When you look at your favorite lake, what do you see? Beautiful blue water? A place for a refreshing dip in summer’s heat? A surface on which to paddle a canoe or kayak, float on an air mattress, or cruise in a boat? Favorite spots to catch fish for sport or the dinner table?
Your lake is all this, but it’s also much more. It’s a collection of worlds: in the water; in the sand, gravel, rocks, and muck of the bottom; on the surface; in the air above; and along the shoreline, a belt of land incredibly rich in life. All these intertwine. Just as important is what you can’t see—the physical, biological, and chemical processes that determine, for example, how many and what kinds of fish live in the lake, which plants grow there, the color and clarity of the water, and more.

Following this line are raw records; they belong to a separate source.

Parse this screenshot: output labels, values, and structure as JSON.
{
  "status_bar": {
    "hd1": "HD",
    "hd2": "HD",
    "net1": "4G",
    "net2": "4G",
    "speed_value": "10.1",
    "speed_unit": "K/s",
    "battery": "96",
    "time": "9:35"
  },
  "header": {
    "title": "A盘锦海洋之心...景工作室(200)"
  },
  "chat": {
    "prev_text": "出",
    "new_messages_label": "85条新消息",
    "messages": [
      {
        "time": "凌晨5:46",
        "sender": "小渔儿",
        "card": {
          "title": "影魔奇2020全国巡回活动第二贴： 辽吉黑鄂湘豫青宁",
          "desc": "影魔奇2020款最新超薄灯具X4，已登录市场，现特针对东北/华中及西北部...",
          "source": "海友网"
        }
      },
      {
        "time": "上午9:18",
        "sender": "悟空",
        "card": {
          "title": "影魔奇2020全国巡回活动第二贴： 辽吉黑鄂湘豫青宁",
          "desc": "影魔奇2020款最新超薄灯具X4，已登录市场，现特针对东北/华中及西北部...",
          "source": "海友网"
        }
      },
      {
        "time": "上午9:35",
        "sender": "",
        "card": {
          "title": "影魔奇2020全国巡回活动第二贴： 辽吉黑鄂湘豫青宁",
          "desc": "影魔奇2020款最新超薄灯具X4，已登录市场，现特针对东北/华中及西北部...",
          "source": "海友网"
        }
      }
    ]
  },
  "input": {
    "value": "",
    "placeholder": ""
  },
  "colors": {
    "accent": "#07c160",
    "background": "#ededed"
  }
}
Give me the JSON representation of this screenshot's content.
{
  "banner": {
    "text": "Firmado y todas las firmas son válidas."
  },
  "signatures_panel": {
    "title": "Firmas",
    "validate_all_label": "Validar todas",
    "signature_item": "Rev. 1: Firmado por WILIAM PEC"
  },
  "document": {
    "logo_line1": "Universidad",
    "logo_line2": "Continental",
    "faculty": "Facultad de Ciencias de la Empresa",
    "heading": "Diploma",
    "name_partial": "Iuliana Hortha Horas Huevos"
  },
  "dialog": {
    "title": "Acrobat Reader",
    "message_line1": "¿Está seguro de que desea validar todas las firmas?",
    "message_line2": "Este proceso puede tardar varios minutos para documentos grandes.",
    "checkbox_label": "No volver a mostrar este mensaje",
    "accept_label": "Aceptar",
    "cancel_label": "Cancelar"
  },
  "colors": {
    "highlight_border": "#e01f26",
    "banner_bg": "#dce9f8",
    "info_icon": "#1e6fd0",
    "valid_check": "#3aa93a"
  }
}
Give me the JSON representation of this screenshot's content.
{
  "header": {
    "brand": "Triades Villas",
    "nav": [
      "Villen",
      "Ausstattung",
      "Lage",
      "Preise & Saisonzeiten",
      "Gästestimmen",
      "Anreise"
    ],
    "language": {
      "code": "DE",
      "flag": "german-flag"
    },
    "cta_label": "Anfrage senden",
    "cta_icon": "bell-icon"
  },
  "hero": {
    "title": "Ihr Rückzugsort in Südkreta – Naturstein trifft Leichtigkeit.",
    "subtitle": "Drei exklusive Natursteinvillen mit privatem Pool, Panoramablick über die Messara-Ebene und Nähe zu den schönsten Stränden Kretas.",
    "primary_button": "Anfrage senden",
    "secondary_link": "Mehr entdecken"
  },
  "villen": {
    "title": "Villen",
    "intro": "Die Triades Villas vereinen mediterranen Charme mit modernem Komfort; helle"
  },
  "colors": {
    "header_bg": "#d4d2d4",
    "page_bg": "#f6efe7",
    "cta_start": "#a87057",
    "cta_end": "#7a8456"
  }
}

There’s much about lakes to know and understand. I live on Birch Lake (180 acres, maximum depth 27 feet), in the glacial lake country of north central Wisconsin. Over the years I’ve fished large lakes from the comfort of a boat and smaller ones from a canoe or float tube, or in waders. I’ve snorkeled clear lakes, sliding like at otter over the smooth, barkless trunks of long-fallen pines to spy on bass and bluegills around sunken tangles of timber. I’ve watched sunsets over the water, observed loons and eagles, taken water-clarity readings as a volunteer lake monitor, paddled the shallows in a canoe at dawn. In short, I’ve spent considerable time exploring and learning about lakes and lake life.
No doubt you have enjoyed lakes in many of the same ways. Here is your chance to look deeper at the forces that shape lakes and the life that abounds in them. Did you know, for example, that your lake’s water has layers? That its water is really the broth of a thin soup rich in tiny plants and animals on which larger creatures feed? That the walleye or bass you catch owes its existence, first and foremost, to the sun? That lake ice melts from the bottom up? That lakes and the water under the ground are not separate entities but interconnected parts of the same system? That fish can breathe in water even though it holds less than one ten-thousandth as much oxygen as the air?
Here you’ll learn about all this and much else in simple terms you don’t have to be a scientist to understand. You’ll also share, through my eyes, glimpses of lake life that may call to mind experiences you’ve had, or would like to have, on your favorite body of water.